We have four upcoming training sessions in the metro Detroit area. If you are interested or have any questions, please call or email Sarah Hemenway, 586-464-4865, Sarah.Hemenway@ahah.net
|Wednesday, Sept. 19 & Friday, Sept. 21, 2018||10am – 2pm||Reverence Hospice Office – 37650 Garfield Rd, Clinton Twp, MI|
|Saturday, Oct. 13, 2018||10am – 2pm||St. John Providence Hospital – Main Hospital Cafeteria, Café Room A – 22250 Providence Dr, Southfield, MI|
|Saturday, Nov. 10, 2018||10am – 2pm||St. John Hospital – Hospital Conference Center, lower level classrooms A and C – 22101 Moross Rd, Detroit, MI|
Angels are revered as caring guardians, healers and comforters. They conjure images of peace and well being. ‘Be an Angel’ day asks us to take on some of these aspects, even if just for a short time, and to act angelic toward our fellow beings.
Angels are tireless, patient, understanding, and love unconditionally. They embody the care giver, the mother and the nurturer. Despite much of their work going unseen they do not waiver, nor does their demeanor falter. Ever vigilant, angels listen to the needs of others and answer the call with a gentle smile.
It is a simple notion – selflessly help others with an open ear and a warm heart, refusing to allow anything to bring you down. By demonstrating endless compassion, loving strength, and divine patience we too can be angels each and every day.

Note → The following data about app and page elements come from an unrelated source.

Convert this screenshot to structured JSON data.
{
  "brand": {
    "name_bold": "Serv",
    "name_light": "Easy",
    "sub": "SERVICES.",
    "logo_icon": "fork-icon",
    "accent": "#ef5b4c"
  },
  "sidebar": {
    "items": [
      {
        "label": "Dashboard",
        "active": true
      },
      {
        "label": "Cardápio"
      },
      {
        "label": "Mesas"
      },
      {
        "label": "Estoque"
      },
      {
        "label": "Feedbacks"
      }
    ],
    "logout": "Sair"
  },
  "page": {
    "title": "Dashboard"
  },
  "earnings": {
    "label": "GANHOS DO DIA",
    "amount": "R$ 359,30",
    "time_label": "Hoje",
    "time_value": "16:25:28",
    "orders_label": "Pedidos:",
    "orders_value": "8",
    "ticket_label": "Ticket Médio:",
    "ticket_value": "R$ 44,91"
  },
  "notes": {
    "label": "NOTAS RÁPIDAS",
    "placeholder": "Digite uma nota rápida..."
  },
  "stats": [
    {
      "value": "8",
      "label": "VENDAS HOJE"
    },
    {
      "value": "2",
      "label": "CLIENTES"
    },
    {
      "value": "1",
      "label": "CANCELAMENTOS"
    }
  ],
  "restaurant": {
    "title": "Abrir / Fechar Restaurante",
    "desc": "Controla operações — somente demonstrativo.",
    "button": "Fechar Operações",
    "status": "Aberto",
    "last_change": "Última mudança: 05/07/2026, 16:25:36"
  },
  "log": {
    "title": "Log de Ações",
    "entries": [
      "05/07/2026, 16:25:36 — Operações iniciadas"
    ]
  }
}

Debra Stupka is a registered nurse at Reverence Home Health and Hospice. She took a moment to share with us her experience, a little about what hospice care means to her and the lessons it has taught …
‘As a Hospice nurse I have learned to strive for a deep respect of patients/caregivers and their well being. Intention reminds me of what is important not only in my actions but also serves me as a blueprint in life and how I approach humankind.

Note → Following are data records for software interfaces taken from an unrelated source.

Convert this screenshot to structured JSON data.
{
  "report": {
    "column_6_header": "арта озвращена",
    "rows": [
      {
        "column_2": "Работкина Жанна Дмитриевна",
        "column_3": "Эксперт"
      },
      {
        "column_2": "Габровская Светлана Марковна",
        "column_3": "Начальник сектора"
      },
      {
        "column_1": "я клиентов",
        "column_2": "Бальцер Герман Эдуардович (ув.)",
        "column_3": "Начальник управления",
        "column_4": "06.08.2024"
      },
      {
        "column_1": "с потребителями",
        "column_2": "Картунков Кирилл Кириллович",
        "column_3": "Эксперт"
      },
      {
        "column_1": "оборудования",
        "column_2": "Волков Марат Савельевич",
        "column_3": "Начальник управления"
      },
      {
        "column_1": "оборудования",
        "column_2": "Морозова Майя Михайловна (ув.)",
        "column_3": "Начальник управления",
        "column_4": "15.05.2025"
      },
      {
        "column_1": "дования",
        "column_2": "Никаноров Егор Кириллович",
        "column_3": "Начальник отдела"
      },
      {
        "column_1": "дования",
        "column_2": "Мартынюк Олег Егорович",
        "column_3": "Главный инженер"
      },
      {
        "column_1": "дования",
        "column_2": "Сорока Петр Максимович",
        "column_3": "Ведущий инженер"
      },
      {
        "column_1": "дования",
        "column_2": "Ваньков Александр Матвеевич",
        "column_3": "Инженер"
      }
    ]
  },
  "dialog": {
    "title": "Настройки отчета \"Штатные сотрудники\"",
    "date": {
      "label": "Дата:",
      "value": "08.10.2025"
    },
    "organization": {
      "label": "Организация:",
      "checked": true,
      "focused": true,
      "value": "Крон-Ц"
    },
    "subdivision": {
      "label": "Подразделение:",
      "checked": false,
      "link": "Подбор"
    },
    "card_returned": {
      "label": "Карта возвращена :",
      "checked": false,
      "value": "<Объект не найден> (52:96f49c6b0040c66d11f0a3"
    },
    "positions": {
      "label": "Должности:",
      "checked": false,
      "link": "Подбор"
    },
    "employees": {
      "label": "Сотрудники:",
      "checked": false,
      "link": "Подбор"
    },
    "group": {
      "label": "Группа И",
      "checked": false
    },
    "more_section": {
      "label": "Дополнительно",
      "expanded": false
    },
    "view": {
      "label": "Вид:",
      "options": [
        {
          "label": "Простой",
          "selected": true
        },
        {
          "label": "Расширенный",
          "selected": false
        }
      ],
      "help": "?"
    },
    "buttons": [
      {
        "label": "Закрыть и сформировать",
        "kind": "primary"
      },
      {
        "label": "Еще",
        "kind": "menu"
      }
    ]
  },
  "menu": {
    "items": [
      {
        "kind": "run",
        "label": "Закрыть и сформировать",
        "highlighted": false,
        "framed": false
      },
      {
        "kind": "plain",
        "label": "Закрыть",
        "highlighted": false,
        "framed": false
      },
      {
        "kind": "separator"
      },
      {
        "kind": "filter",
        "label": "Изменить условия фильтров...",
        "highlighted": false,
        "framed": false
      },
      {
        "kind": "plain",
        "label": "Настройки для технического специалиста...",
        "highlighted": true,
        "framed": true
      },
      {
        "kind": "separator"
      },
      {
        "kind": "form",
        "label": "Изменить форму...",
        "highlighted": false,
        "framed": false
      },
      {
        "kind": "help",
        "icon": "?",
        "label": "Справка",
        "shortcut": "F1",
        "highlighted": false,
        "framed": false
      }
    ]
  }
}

Hospice honors the ability to connect with another person/family in any given moment and not just on the job. Caring moments can actually be a turning point in anyone’s life if it touches another persons’ humanity.
Hospice is sacred work in that we work with others’ life force and not just our own. There have been times I have wondered if this is the very reason I have crossed so many paths.

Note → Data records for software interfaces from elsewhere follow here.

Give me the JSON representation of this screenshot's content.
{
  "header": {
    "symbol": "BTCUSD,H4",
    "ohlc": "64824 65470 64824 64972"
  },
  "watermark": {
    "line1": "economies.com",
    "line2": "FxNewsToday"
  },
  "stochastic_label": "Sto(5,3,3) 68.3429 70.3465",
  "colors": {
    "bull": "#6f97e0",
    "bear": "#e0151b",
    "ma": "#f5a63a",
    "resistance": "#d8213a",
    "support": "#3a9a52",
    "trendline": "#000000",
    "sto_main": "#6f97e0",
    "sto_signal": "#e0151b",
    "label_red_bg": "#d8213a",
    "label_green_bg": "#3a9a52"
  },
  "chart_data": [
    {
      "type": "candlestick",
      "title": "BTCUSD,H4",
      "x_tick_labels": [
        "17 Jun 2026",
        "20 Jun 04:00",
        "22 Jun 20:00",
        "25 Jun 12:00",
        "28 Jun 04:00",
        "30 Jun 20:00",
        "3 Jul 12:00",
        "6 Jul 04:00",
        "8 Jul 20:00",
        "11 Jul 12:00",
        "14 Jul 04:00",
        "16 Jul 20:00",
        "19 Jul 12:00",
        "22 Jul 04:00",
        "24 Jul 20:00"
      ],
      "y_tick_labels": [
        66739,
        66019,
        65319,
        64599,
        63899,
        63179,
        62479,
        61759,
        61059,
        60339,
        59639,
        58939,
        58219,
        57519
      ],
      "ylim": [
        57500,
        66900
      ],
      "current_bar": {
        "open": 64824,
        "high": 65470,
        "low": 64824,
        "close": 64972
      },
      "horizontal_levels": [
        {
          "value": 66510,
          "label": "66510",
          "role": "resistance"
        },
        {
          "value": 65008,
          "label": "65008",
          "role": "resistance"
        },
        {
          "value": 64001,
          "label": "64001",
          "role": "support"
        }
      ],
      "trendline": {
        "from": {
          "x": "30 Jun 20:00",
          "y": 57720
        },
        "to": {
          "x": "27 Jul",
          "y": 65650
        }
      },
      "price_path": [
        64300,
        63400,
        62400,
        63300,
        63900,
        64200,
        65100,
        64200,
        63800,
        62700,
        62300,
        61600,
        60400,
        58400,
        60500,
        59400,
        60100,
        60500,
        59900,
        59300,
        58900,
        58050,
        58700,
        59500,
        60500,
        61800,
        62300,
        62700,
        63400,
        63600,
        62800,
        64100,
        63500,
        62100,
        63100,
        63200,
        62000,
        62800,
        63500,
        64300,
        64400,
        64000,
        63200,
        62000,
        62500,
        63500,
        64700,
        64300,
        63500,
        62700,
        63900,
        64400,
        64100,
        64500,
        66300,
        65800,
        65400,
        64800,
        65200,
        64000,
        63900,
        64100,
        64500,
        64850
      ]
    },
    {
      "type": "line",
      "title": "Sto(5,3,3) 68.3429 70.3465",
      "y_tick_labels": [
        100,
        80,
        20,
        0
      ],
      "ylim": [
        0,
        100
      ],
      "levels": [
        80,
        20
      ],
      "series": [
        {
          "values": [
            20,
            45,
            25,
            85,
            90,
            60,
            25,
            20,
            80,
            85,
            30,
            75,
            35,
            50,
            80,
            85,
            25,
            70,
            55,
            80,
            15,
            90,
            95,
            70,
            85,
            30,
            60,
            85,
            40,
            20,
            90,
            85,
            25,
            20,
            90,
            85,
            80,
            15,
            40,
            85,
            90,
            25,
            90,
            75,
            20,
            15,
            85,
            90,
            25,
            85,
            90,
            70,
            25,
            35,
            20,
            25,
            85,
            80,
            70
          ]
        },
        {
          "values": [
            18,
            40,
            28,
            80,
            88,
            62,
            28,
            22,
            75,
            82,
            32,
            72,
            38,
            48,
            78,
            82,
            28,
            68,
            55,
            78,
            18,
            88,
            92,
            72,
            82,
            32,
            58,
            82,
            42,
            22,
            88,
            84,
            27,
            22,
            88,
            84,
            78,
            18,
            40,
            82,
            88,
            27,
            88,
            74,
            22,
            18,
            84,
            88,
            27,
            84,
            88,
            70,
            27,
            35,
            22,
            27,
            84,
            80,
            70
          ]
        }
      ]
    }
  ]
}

Often I get asked if my job is depressing. No it is not, it can be sad at times. As a hospice nurse I am able to lighten burdens, alleviate physical symptoms, encourage open discussions about death, and ease fears allowing more space for patient and family to nurture one another to make as much room for love as possible.
I know death is not an easy subject for most and has to be mentioned at some point in the care and we have recognized when to tread lightly in speaking of death. Peaceful death is an essential human right and the spiritual needs of the dying human have to be met and respected.
For me there is no more charitable act than easing pain, suffering, and at the same time helping the dying to a peaceful transition from this life. Hospice has taught me so much about not judging others, accepting all lifestyles and cultures.
It is a very humanistic approach and we are healers for the patient. Not in the sense that we will cure them but in the sense of providing a peaceful and dignified journey to all.’
Thank you Debra for sharing your voice, and for your service as a hospice nurse.
May is Better Speech and Hearing Month, but just what does ASHA, SLP, CCC, mean?
Well ASHA stands for American Speech-Language Hearing Association and SLP stands for Speech and Language Pathologist. They hold a master’s or doctoral degree from an accredited program, complete a postgraduate clinical fellowship, and pass a national examination to receive their professional credential: the Certificate of Clinical Competence in Speech-Language Pathology (CCC-SLP) from the American Speech-Language-Hearing Association.
Celebrate better hearing and speech month and thank your SLP today!